The animal and horse paintings are all started with incredibly realistic eyes. The eyes are the first thing that catches your eye in the painting, you could almost swear they are real eyes.

From there, Mark chooses the unique color schemes that make his abstracts so unique, or continues to paint in a more realistic approach. The end results are more than eye-catching and sell out fast.

One of his styles looks so real you’d think it was a black and white photograph. He works from photographs that he holds in one hand while he paints. Mark uses a sheet of paper for his palette and mixes his colors on it. he lays down all his colors and paints and mixes as he works.

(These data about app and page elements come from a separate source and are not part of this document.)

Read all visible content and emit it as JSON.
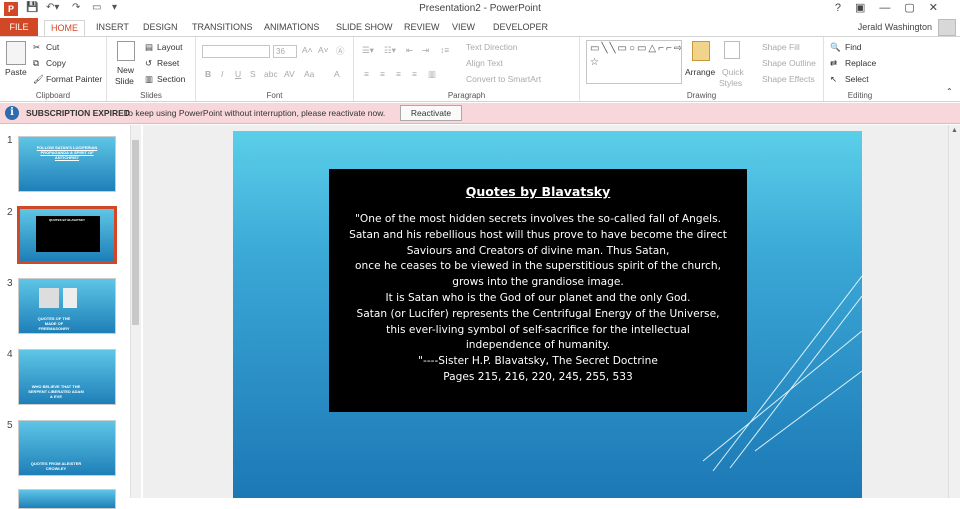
{
  "window": {
    "title": "Presentation2 - PowerPoint",
    "app_icon": "P",
    "qat_icons": [
      "save-icon",
      "undo-icon",
      "redo-icon",
      "start-from-beginning-icon"
    ],
    "controls": [
      "?",
      "▣",
      "—",
      "▢",
      "✕"
    ]
  },
  "tabs": [
    "FILE",
    "HOME",
    "INSERT",
    "DESIGN",
    "TRANSITIONS",
    "ANIMATIONS",
    "SLIDE SHOW",
    "REVIEW",
    "VIEW",
    "DEVELOPER"
  ],
  "active_tab": "HOME",
  "user_name": "Jerald Washington",
  "ribbon": {
    "clipboard": {
      "paste": "Paste",
      "cut": "Cut",
      "copy": "Copy",
      "format_painter": "Format Painter",
      "label": "Clipboard"
    },
    "slides": {
      "new_slide_1": "New",
      "new_slide_2": "Slide",
      "layout": "Layout",
      "reset": "Reset",
      "section": "Section",
      "label": "Slides"
    },
    "font": {
      "font_size": "36",
      "label": "Font"
    },
    "paragraph": {
      "text_direction": "Text Direction",
      "align_text": "Align Text",
      "convert_smartart": "Convert to SmartArt",
      "label": "Paragraph"
    },
    "drawing": {
      "arrange": "Arrange",
      "quick_styles_1": "Quick",
      "quick_styles_2": "Styles",
      "shape_fill": "Shape Fill",
      "shape_outline": "Shape Outline",
      "shape_effects": "Shape Effects",
      "label": "Drawing"
    },
    "editing": {
      "find": "Find",
      "replace": "Replace",
      "select": "Select",
      "label": "Editing"
    }
  },
  "message_bar": {
    "title": "SUBSCRIPTION EXPIRED",
    "text": "To keep using PowerPoint without interruption, please reactivate now.",
    "button": "Reactivate"
  },
  "thumbnails": [
    {
      "num": "1",
      "text": "FOLLOW SATAN'S LUCIFERIAN PROPAGANDA & SPIRIT OF ANTICHRIST"
    },
    {
      "num": "2",
      "text": "QUOTES BY BLAVATSKY"
    },
    {
      "num": "3",
      "text": "QUOTES OF THE MADE OF FREEMASONRY"
    },
    {
      "num": "4",
      "text": "WHO BELIEVE THAT THE SERPENT LIBERATED ADAM & EVE"
    },
    {
      "num": "5",
      "text": "QUOTES FROM ALEISTER CROWLEY"
    }
  ],
  "slide": {
    "title": "Quotes by Blavatsky",
    "lines": [
      "\"One of the most hidden secrets involves the so-called fall of Angels.",
      "Satan and his rebellious host will thus prove to have become the direct",
      "Saviours and Creators of divine man. Thus Satan,",
      "once he ceases to be viewed in the superstitious spirit of the church,",
      "grows into the grandiose image.",
      "It is Satan who is the God of our planet and the only God.",
      "Satan (or Lucifer) represents the Centrifugal Energy of the Universe,",
      "this ever-living symbol of self-sacrifice for the intellectual",
      "independence of humanity.",
      "\"----Sister H.P. Blavatsky, The Secret Doctrine",
      "Pages 215, 216, 220, 245, 255, 533"
    ]
  }
}
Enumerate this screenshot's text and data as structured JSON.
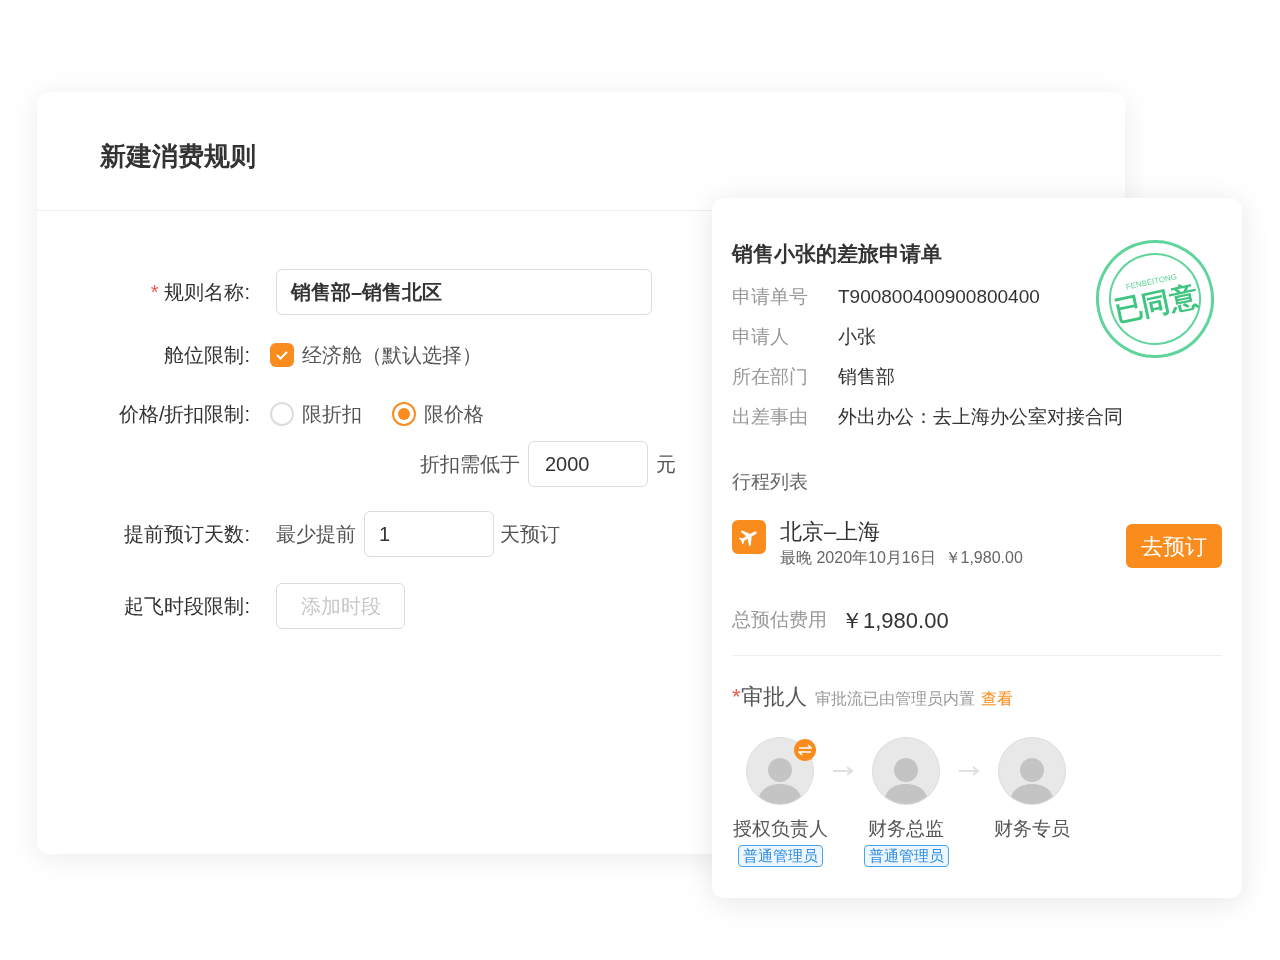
{
  "rule_form": {
    "title": "新建消费规则",
    "name_field": {
      "required_mark": "*",
      "label": "规则名称:",
      "value": "销售部–销售北区"
    },
    "cabin": {
      "label": "舱位限制:",
      "option": "经济舱（默认选择）",
      "checked": true
    },
    "price": {
      "label": "价格/折扣限制:",
      "options": [
        {
          "label": "限折扣",
          "selected": false
        },
        {
          "label": "限价格",
          "selected": true
        }
      ],
      "prefix": "折扣需低于",
      "value": "2000",
      "suffix": "元"
    },
    "advance": {
      "label": "提前预订天数:",
      "prefix": "最少提前",
      "value": "1",
      "suffix": "天预订"
    },
    "time_slot": {
      "label": "起飞时段限制:",
      "button": "添加时段"
    }
  },
  "request": {
    "title": "销售小张的差旅申请单",
    "stamp": {
      "ring_text": "FENBEITONG",
      "text": "已同意"
    },
    "fields": [
      {
        "label": "申请单号",
        "value": "T900800400900800400"
      },
      {
        "label": "申请人",
        "value": "小张"
      },
      {
        "label": "所在部门",
        "value": "销售部"
      },
      {
        "label": "出差事由",
        "value": "外出办公：去上海办公室对接合同"
      }
    ],
    "trips_heading": "行程列表",
    "trips": [
      {
        "route": "北京–上海",
        "detail": "最晚 2020年10月16日  ￥1,980.00",
        "button": "去预订"
      }
    ],
    "total_label": "总预估费用",
    "total": "￥1,980.00",
    "approvers_heading": {
      "required_mark": "*",
      "label": "审批人",
      "note": "审批流已由管理员内置",
      "link": "查看"
    },
    "approvers": [
      {
        "name": "授权负责人",
        "role": "普通管理员",
        "swap": true
      },
      {
        "name": "财务总监",
        "role": "普通管理员",
        "swap": false
      },
      {
        "name": "财务专员",
        "swap": false
      }
    ]
  }
}
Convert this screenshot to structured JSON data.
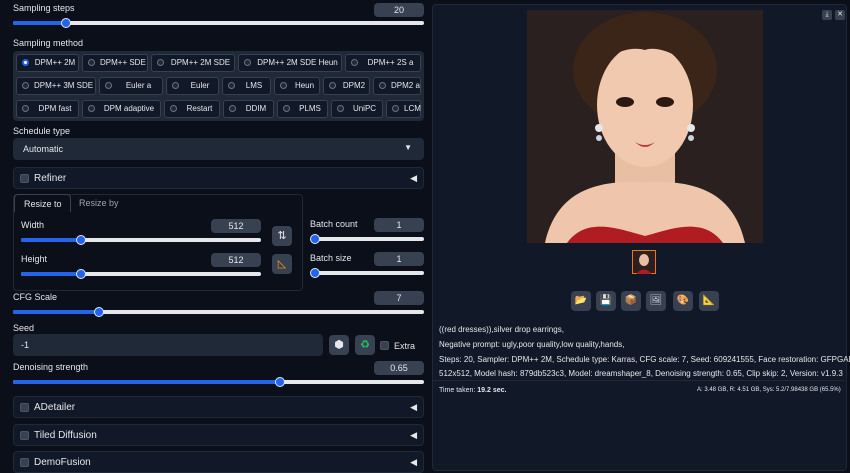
{
  "sampling_steps": {
    "label": "Sampling steps",
    "value": "20",
    "level": 0.13
  },
  "sampling_method": {
    "label": "Sampling method",
    "options": [
      "DPM++ 2M",
      "DPM++ SDE",
      "DPM++ 2M SDE",
      "DPM++ 2M SDE Heun",
      "DPM++ 2S a",
      "DPM++ 3M SDE",
      "Euler a",
      "Euler",
      "LMS",
      "Heun",
      "DPM2",
      "DPM2 a",
      "DPM fast",
      "DPM adaptive",
      "Restart",
      "DDIM",
      "PLMS",
      "UniPC",
      "LCM"
    ],
    "selected": "DPM++ 2M"
  },
  "schedule_type": {
    "label": "Schedule type",
    "value": "Automatic"
  },
  "refiner": {
    "label": "Refiner"
  },
  "size_tabs": {
    "active": "Resize to",
    "other": "Resize by"
  },
  "width": {
    "label": "Width",
    "value": "512",
    "level": 0.25
  },
  "height": {
    "label": "Height",
    "value": "512",
    "level": 0.25
  },
  "batch_count": {
    "label": "Batch count",
    "value": "1",
    "level": 0.0
  },
  "batch_size": {
    "label": "Batch size",
    "value": "1",
    "level": 0.0
  },
  "cfg_scale": {
    "label": "CFG Scale",
    "value": "7",
    "level": 0.21
  },
  "seed": {
    "label": "Seed",
    "value": "-1",
    "extra_label": "Extra"
  },
  "denoising": {
    "label": "Denoising strength",
    "value": "0.65",
    "level": 0.65
  },
  "accordions": [
    "ADetailer",
    "Tiled Diffusion",
    "DemoFusion"
  ],
  "info": {
    "prompt": "((red dresses)),silver drop earrings,",
    "negative": "Negative prompt: ugly,poor quality,low quality,hands,",
    "params_1": "Steps: 20, Sampler: DPM++ 2M, Schedule type: Karras, CFG scale: 7, Seed: 609241555, Face restoration: GFPGAN, Size:",
    "params_2": "512x512, Model hash: 879db523c3, Model: dreamshaper_8, Denoising strength: 0.65, Clip skip: 2, Version: v1.9.3"
  },
  "stats": {
    "time_label": "Time taken:",
    "time_value": "19.2 sec.",
    "memory": "A: 3.48 GB, R: 4.51 GB, Sys: 5.2/7.98438 GB (65.5%)"
  },
  "icons": [
    "download-icon",
    "close-icon",
    "swap-icon",
    "ratio-icon",
    "dice-icon",
    "recycle-icon",
    "folder-icon",
    "save-icon",
    "zip-icon",
    "image-icon",
    "palette-icon",
    "ruler-icon",
    "dropdown-caret-icon"
  ],
  "colors": {
    "accent": "#2563eb",
    "background": "#0b0f19",
    "panel": "#1f2937"
  }
}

In the theme of painting as a business, Mark will repaint a work to suit a buyer.

He said that if someone likes one of his paintings but is worried that their living room has green accents and there are no greens in the landscape painting, he would ask where they would like to see the greens and he would come down to the studio and paint them. in.

When asked how he used acrylic and not oil, Mark answered the drying time and the different technique.

He said acrylics dry in minutes compared to days or even weeks for oil. Acrylic is just an extension of his hand. he has no interest in oil painting, although he did one when he was around 15.

Charcoals hold a certain fascination, but he feels he hasn’t done enough to collect this art form, so isn’t doing them at the moment.

Mark works a little with pastel pencil and he draws his shapes on his canvases before painting them. This gives him insight into the shapes he works with.

Mark buys his ready-made paintings from Michaels. He does not stretch his.

“Why would I?” said Mark. “It’s my business and my time is better spent painting than playing with the canvas.”

Look at the Group of Seven, he said. They toiled over whatever they found – old pieces of plywood or practical boards. They didn’t care about the materials, only the resulting art.

Many of its sales come from Facebook. He finishes a job, uses his phone to take a photo, maybe adjusts the exposure slightly, then posts it to his page. Sales inquiries follow soon.

All in all, Mark Grice has led a life filled with interests as an artist, businessman, actor, champion rider, and interesting man. He is a living example of someone who saw where he wanted to go and who he wanted to be and got there, in style. Perhaps, the perfect subject for a book or an autobiography, with a touch of fiction for the mystery.